(c) Finally, notice the mention of the invocation of the saints. The First Commandment was not only about never sinning; it was about trusting the true God and mediator to deal with your many continual sins. The Roman Catholics rationalized prayers to the saints and hope on their merits. The Protestants said that we should pray to and trust in Christ alone. And they used the First Commandment to prove this.
- Having no other gods before Yahweh meant never sacrificing animals to any other god but Him. This is not only the obvious context of Exodus and the Pentateuch, but only a few sentences after the giving of the Decalogue God gives instructions on how to properly sacrifice “ascension offerings and peace offerings.” These sacrifices pointed to Christ. The First Commandment teaches us to trust in Christ alone for justification, sanctification, and eternal life.
- Some Christians, claiming to be loyal to the Reformed heritage insist that the Decalogue cannot command us to repent and believe because the Moral Law was imposed on both unfallen Adam and later Jesus. Since they didn’t need to repent and trust in a mediator then the Decalogue cannot contain such a command. This is bogus reasoning. The fact that neither unfallen Adam, nor Christ, needed to be forgiven is entirely irrelevant. The First Commandment tells us to trust in God alone for all that we need. For us sinners, that means that we must trust in Christ alone for justification, sanctification, and eternal life. For Jesus it meant trusting the Father for vindication, growth in grace (Luke 2.51), and resurrection to glory. If we need anything, then the First Commandment tells us to look for God as he has revealed his will in reference to that need. We need justification, sanctification, and eternal life. Those can only be found in Christ. Christ is true God as well as true Man. Thus, the First Commandment teaches us to trust in Christ alone for justification, sanctification, and eternal life.
- The Ten Commandments as given at Sinai are part of the administration of the covenant of grace. They were not stipulations given to sinless beings in which they were expected to persevere in perfect obedience. They are stipulations given to sinners expected to constantly sin. When an Old Testament Hebrew sacrificed to Baal in order to receive the forgiveness of sins, he was violating the First Commandment. When a Church member decides to pray to the god of the Mormons for the forgiveness of sins, he is violating the First Commandment. The First Commandment teaches us to trust in Christ alone for justification, sanctification, and eternal life.
- Thus the preamble to the Decalogue makes it clear that the Ten Commandments are given for the saved community to live by faith in God’s grace. “I am the Lord your God, who brought you out of the land of Egypt, out of the house of slavery.” Thus, the Westminster Shorter Catechism teaches:
Q44. What doth the preface to the Ten Commandments teach us?
A44. The preface to the Ten Commandments teacheth us, That because God is The Lord, and our God, and Redeemer, therefore we are bound to keep all His commandments [Deut. 11:1; Luke 1:74-75].

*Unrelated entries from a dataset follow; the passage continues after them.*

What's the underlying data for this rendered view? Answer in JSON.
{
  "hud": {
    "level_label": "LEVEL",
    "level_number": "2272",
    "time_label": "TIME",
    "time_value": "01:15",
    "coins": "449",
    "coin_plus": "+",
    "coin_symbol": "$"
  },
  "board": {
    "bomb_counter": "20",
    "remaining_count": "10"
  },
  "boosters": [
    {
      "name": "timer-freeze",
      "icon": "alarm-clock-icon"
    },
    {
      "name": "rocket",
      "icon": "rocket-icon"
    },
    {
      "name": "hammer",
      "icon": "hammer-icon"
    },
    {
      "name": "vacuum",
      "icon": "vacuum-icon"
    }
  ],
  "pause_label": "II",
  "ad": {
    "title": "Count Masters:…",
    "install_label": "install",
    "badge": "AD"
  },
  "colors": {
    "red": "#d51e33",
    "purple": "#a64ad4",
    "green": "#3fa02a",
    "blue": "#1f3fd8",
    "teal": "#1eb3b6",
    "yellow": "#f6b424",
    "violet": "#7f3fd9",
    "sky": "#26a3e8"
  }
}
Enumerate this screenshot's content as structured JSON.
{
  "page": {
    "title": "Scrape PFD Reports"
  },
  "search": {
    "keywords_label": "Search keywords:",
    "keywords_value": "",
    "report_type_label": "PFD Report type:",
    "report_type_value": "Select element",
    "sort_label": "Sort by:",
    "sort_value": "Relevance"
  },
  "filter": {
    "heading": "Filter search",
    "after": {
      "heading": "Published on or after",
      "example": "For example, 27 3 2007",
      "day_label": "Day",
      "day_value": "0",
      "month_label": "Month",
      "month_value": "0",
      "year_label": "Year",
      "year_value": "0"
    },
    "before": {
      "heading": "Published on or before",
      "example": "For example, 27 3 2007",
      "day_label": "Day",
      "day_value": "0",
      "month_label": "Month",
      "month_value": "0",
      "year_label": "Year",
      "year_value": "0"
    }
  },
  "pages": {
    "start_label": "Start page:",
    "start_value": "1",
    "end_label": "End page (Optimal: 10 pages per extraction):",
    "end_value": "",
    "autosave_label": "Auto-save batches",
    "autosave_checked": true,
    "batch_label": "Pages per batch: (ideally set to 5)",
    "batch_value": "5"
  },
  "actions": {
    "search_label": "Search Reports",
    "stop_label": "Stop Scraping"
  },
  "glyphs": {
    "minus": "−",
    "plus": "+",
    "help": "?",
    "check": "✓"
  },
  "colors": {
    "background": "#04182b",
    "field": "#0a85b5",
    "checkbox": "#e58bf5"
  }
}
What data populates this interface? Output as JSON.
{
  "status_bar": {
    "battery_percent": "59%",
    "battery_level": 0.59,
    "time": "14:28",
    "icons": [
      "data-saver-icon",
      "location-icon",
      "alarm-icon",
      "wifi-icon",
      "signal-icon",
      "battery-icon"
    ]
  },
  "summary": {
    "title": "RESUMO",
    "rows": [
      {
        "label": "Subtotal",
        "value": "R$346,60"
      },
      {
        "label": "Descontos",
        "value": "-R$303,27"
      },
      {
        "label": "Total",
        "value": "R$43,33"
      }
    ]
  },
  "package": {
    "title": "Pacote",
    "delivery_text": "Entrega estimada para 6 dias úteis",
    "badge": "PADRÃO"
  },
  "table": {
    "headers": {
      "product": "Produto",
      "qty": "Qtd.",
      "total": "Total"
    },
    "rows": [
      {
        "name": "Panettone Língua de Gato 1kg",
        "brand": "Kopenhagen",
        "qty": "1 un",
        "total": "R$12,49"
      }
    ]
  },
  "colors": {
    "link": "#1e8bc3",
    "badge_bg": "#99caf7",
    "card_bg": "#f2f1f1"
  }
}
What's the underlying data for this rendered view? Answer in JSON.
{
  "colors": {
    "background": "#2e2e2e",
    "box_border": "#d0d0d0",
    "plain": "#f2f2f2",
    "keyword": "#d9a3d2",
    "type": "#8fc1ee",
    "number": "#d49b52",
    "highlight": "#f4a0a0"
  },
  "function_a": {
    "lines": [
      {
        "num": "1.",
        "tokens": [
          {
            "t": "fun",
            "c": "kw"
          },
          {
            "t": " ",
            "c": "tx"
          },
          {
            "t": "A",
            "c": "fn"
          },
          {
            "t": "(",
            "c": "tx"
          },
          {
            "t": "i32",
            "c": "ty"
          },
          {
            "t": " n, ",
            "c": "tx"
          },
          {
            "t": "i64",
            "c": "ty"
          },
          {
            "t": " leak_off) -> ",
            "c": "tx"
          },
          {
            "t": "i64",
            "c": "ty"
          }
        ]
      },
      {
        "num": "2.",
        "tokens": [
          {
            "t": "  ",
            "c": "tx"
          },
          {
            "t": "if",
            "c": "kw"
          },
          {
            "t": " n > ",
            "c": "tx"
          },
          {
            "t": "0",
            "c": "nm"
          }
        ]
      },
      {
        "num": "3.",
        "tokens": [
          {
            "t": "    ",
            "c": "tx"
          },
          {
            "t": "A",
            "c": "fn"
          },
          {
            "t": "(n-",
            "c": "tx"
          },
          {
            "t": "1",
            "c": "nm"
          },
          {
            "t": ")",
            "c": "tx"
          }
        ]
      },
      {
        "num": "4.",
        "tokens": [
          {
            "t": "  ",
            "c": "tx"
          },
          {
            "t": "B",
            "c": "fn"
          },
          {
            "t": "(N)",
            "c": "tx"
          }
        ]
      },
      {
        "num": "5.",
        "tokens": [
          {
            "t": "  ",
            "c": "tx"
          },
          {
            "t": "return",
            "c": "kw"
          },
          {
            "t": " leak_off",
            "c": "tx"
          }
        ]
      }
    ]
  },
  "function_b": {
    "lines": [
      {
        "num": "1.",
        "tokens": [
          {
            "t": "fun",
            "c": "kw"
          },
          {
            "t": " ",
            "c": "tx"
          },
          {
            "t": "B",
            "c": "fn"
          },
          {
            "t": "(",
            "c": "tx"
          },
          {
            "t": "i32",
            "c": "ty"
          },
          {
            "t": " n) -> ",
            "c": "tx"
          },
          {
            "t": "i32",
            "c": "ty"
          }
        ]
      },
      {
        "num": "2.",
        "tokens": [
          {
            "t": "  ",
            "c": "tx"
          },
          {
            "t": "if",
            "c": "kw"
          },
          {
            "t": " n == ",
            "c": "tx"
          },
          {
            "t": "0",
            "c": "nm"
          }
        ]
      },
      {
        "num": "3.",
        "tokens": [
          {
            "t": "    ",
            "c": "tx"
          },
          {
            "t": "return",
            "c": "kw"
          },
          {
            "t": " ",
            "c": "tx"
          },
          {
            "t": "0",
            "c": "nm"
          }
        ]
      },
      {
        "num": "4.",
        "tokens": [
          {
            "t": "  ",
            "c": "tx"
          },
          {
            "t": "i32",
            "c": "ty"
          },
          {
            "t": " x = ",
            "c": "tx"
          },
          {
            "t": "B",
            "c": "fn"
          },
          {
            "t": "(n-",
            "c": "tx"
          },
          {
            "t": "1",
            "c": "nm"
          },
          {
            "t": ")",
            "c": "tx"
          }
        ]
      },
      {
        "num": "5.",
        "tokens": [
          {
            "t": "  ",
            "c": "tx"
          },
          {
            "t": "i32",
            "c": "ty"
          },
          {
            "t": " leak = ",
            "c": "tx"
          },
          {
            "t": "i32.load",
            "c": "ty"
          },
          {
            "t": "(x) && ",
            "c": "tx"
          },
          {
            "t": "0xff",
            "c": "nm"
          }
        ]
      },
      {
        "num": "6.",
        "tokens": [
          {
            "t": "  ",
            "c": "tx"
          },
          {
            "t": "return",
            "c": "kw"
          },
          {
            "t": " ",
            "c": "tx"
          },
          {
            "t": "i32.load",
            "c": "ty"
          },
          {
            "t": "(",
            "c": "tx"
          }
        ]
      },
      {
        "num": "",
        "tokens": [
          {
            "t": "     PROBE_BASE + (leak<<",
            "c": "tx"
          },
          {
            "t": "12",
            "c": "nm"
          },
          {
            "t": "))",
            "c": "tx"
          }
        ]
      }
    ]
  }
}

The Decalogue explicitly appeals to God as Redeemer, the one who frees God’s elect from all sin and brings them into an esate of salvation (See question 20 and then 21 of the Westminster Shorter Catechism).
I can only hope this brief essay is totally superfluous for most readers. As usual, Francis Turretin’s wisdom is worth reading today:
Although faith in Christ (which is prescribed in the gospel) can be called new in respect of its object (which is revealed in the gospel alone), still it belongs to the law in respect of act and of obligation because we are bound to believe in God and all his word. Repentance also belongs to the law; not as it was made for the first man, but as repeated for the sinner and illustrated by the gospel; and materially, if not formally, because it teaches and prescribes the mode of repentance.